Data items:
----

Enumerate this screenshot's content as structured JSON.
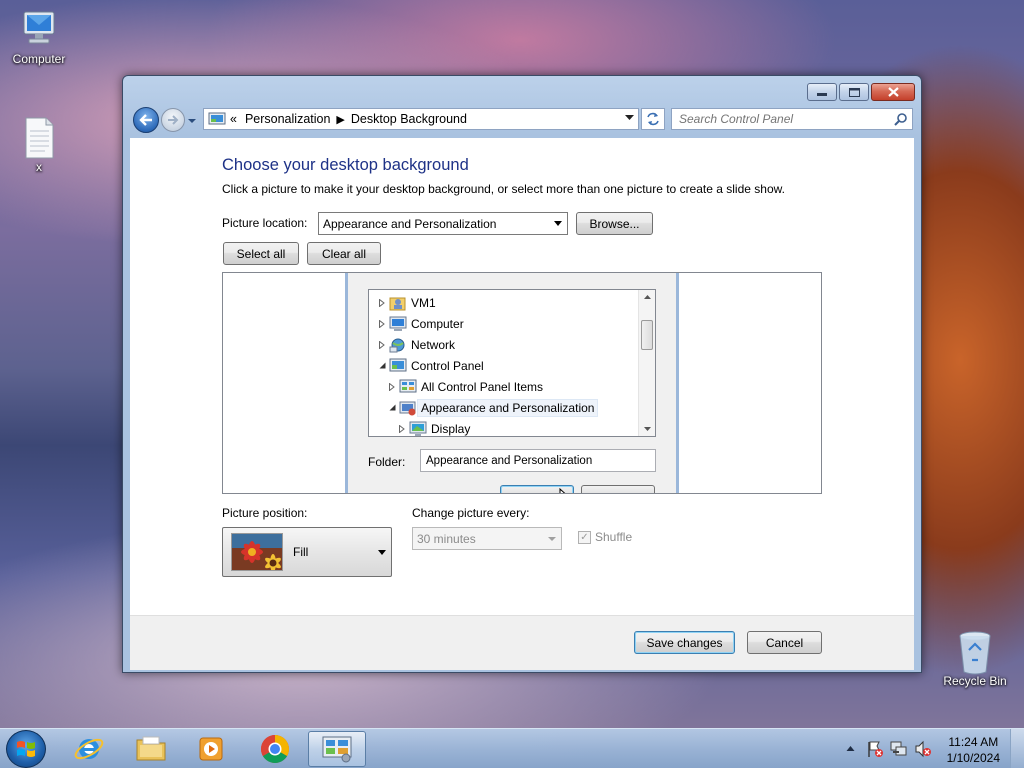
{
  "desktop": {
    "icons": [
      {
        "label": "Computer"
      },
      {
        "label": "x"
      },
      {
        "label": "Recycle Bin"
      }
    ]
  },
  "window": {
    "address": {
      "overflow": "«",
      "crumbs": [
        "Personalization",
        "Desktop Background"
      ]
    },
    "search_placeholder": "Search Control Panel"
  },
  "page": {
    "title": "Choose your desktop background",
    "description": "Click a picture to make it your desktop background, or select more than one picture to create a slide show.",
    "picture_location_label": "Picture location:",
    "picture_location_value": "Appearance and Personalization",
    "browse_label": "Browse...",
    "select_all_label": "Select all",
    "clear_all_label": "Clear all",
    "picture_position_label": "Picture position:",
    "picture_position_value": "Fill",
    "change_every_label": "Change picture every:",
    "change_every_value": "30 minutes",
    "shuffle_label": "Shuffle",
    "shuffle_checked": true,
    "save_label": "Save changes",
    "cancel_label": "Cancel"
  },
  "browse_dialog": {
    "tree": [
      {
        "label": "VM1",
        "expanded": false,
        "icon": "user-folder-icon"
      },
      {
        "label": "Computer",
        "expanded": false,
        "icon": "computer-icon"
      },
      {
        "label": "Network",
        "expanded": false,
        "icon": "network-icon"
      },
      {
        "label": "Control Panel",
        "expanded": true,
        "icon": "control-panel-icon"
      },
      {
        "label": "All Control Panel Items",
        "expanded": false,
        "icon": "control-panel-items-icon"
      },
      {
        "label": "Appearance and Personalization",
        "expanded": true,
        "selected": true,
        "icon": "appearance-icon"
      },
      {
        "label": "Display",
        "expanded": false,
        "icon": "display-icon"
      }
    ],
    "folder_label": "Folder:",
    "folder_value": "Appearance and Personalization"
  },
  "taskbar": {
    "pinned": [
      "internet-explorer-icon",
      "file-explorer-icon",
      "media-player-icon",
      "chrome-icon",
      "control-panel-icon"
    ],
    "clock": {
      "time": "11:24 AM",
      "date": "1/10/2024"
    }
  },
  "colors": {
    "title_blue": "#1e3287",
    "window_frame": "#a9c2e0",
    "close_red": "#c4402b"
  }
}
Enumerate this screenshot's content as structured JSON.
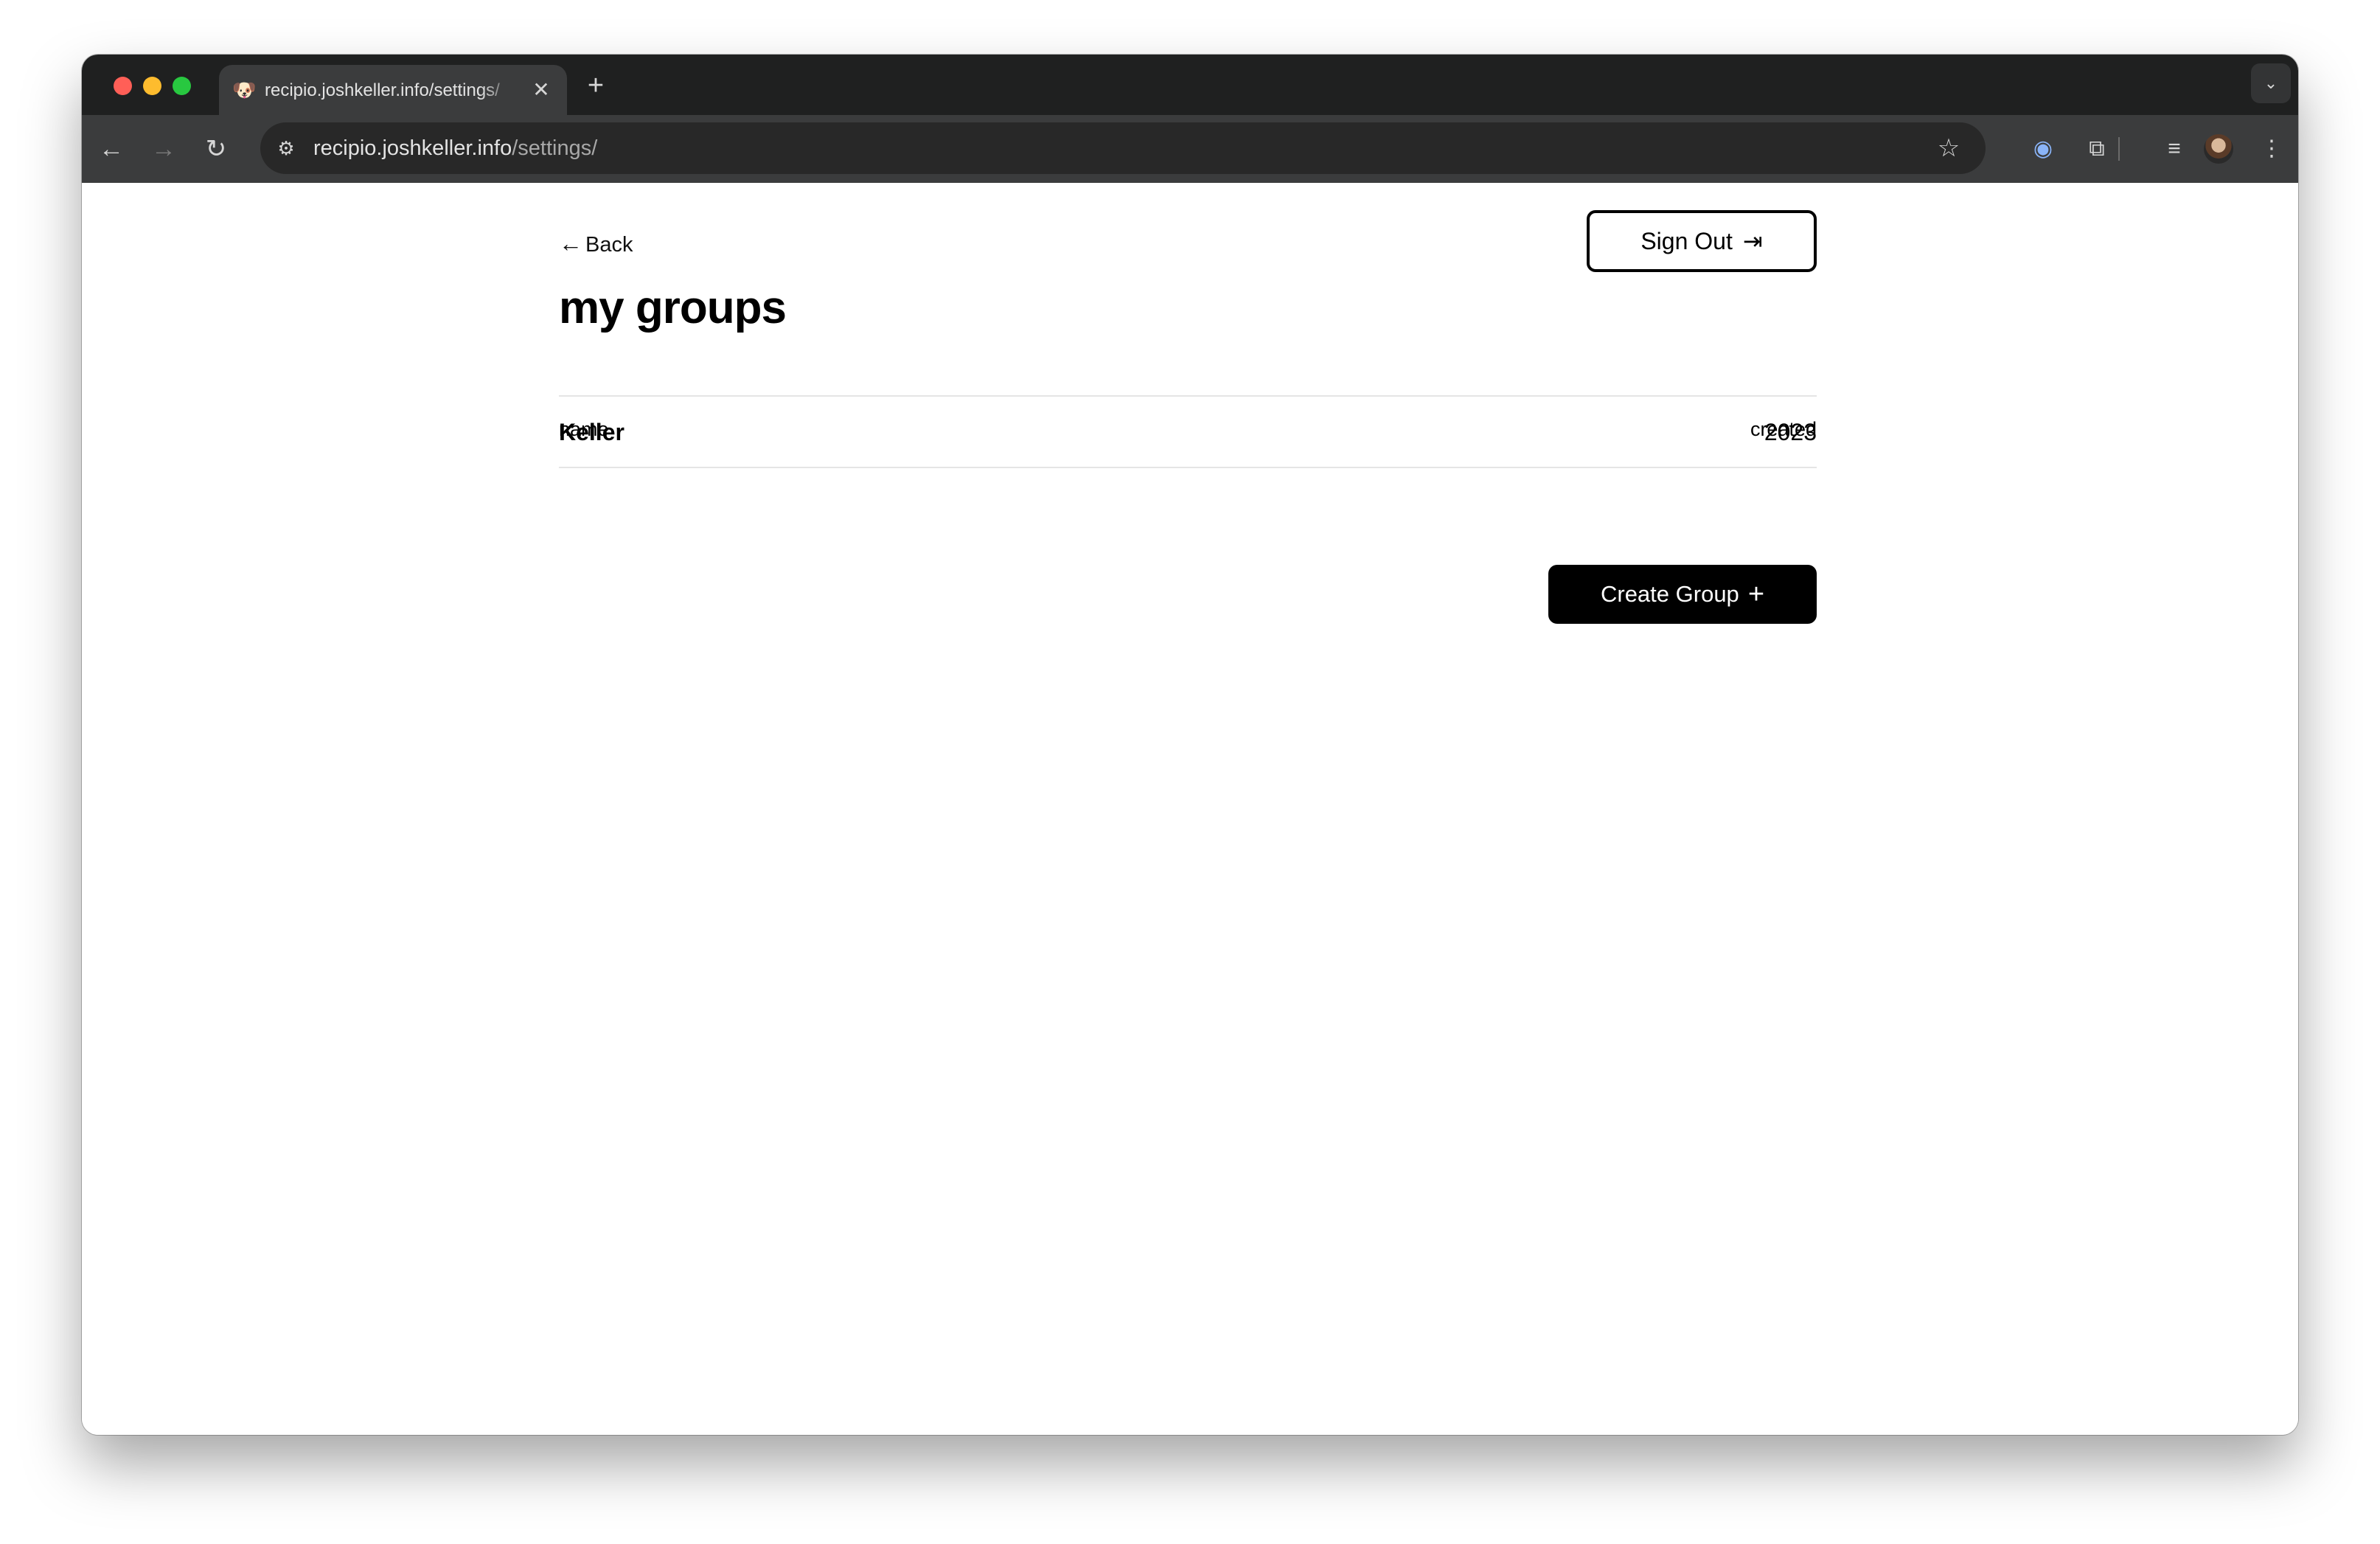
{
  "browser": {
    "tab": {
      "title": "recipio.joshkeller.info/settings/",
      "favicon": "🐶",
      "close_glyph": "✕"
    },
    "new_tab_glyph": "+",
    "tab_search_glyph": "⌄",
    "nav": {
      "back_glyph": "←",
      "forward_glyph": "→",
      "reload_glyph": "↻"
    },
    "omnibox": {
      "site_info_glyph": "⚙",
      "url_host": "recipio.joshkeller.info",
      "url_path": "/settings/",
      "bookmark_glyph": "☆"
    },
    "extensions": {
      "password_glyph": "◉",
      "puzzle_glyph": "⧉",
      "media_glyph": "≡",
      "menu_glyph": "⋮"
    }
  },
  "page": {
    "back_label": "Back",
    "back_glyph": "←",
    "sign_out_label": "Sign Out",
    "sign_out_glyph": "⇥",
    "title": "my groups",
    "table": {
      "columns": [
        "name",
        "created"
      ],
      "rows": [
        {
          "name": "Keller",
          "created": "2023"
        }
      ]
    },
    "create_group_label": "Create Group",
    "create_group_glyph": "+"
  }
}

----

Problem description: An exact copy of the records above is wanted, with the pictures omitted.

Answer box:
Enumerate this screenshot's content as structured JSON.
{
  "desktop": {
    "icons": [
      {
        "label": "Computer"
      },
      {
        "label": "x"
      },
      {
        "label": "Recycle Bin"
      }
    ]
  },
  "window": {
    "address": {
      "overflow": "«",
      "crumbs": [
        "Personalization",
        "Desktop Background"
      ]
    },
    "search_placeholder": "Search Control Panel"
  },
  "page": {
    "title": "Choose your desktop background",
    "description": "Click a picture to make it your desktop background, or select more than one picture to create a slide show.",
    "picture_location_label": "Picture location:",
    "picture_location_value": "Appearance and Personalization",
    "browse_label": "Browse...",
    "select_all_label": "Select all",
    "clear_all_label": "Clear all",
    "picture_position_label": "Picture position:",
    "picture_position_value": "Fill",
    "change_every_label": "Change picture every:",
    "change_every_value": "30 minutes",
    "shuffle_label": "Shuffle",
    "shuffle_checked": true,
    "save_label": "Save changes",
    "cancel_label": "Cancel"
  },
  "browse_dialog": {
    "tree": [
      {
        "label": "VM1",
        "expanded": false,
        "icon": "user-folder-icon"
      },
      {
        "label": "Computer",
        "expanded": false,
        "icon": "computer-icon"
      },
      {
        "label": "Network",
        "expanded": false,
        "icon": "network-icon"
      },
      {
        "label": "Control Panel",
        "expanded": true,
        "icon": "control-panel-icon"
      },
      {
        "label": "All Control Panel Items",
        "expanded": false,
        "icon": "control-panel-items-icon"
      },
      {
        "label": "Appearance and Personalization",
        "expanded": true,
        "selected": true,
        "icon": "appearance-icon"
      },
      {
        "label": "Display",
        "expanded": false,
        "icon": "display-icon"
      }
    ],
    "folder_label": "Folder:",
    "folder_value": "Appearance and Personalization"
  },
  "taskbar": {
    "pinned": [
      "internet-explorer-icon",
      "file-explorer-icon",
      "media-player-icon",
      "chrome-icon",
      "control-panel-icon"
    ],
    "clock": {
      "time": "11:24 AM",
      "date": "1/10/2024"
    }
  },
  "colors": {
    "title_blue": "#1e3287",
    "window_frame": "#a9c2e0",
    "close_red": "#c4402b"
  }
}
Enumerate this screenshot's content as structured JSON.
{
  "browser": {
    "tab": {
      "title": "recipio.joshkeller.info/settings/",
      "favicon": "🐶",
      "close_glyph": "✕"
    },
    "new_tab_glyph": "+",
    "tab_search_glyph": "⌄",
    "nav": {
      "back_glyph": "←",
      "forward_glyph": "→",
      "reload_glyph": "↻"
    },
    "omnibox": {
      "site_info_glyph": "⚙",
      "url_host": "recipio.joshkeller.info",
      "url_path": "/settings/",
      "bookmark_glyph": "☆"
    },
    "extensions": {
      "password_glyph": "◉",
      "puzzle_glyph": "⧉",
      "media_glyph": "≡",
      "menu_glyph": "⋮"
    }
  },
  "page": {
    "back_label": "Back",
    "back_glyph": "←",
    "sign_out_label": "Sign Out",
    "sign_out_glyph": "⇥",
    "title": "my groups",
    "table": {
      "columns": [
        "name",
        "created"
      ],
      "rows": [
        {
          "name": "Keller",
          "created": "2023"
        }
      ]
    },
    "create_group_label": "Create Group",
    "create_group_glyph": "+"
  }
}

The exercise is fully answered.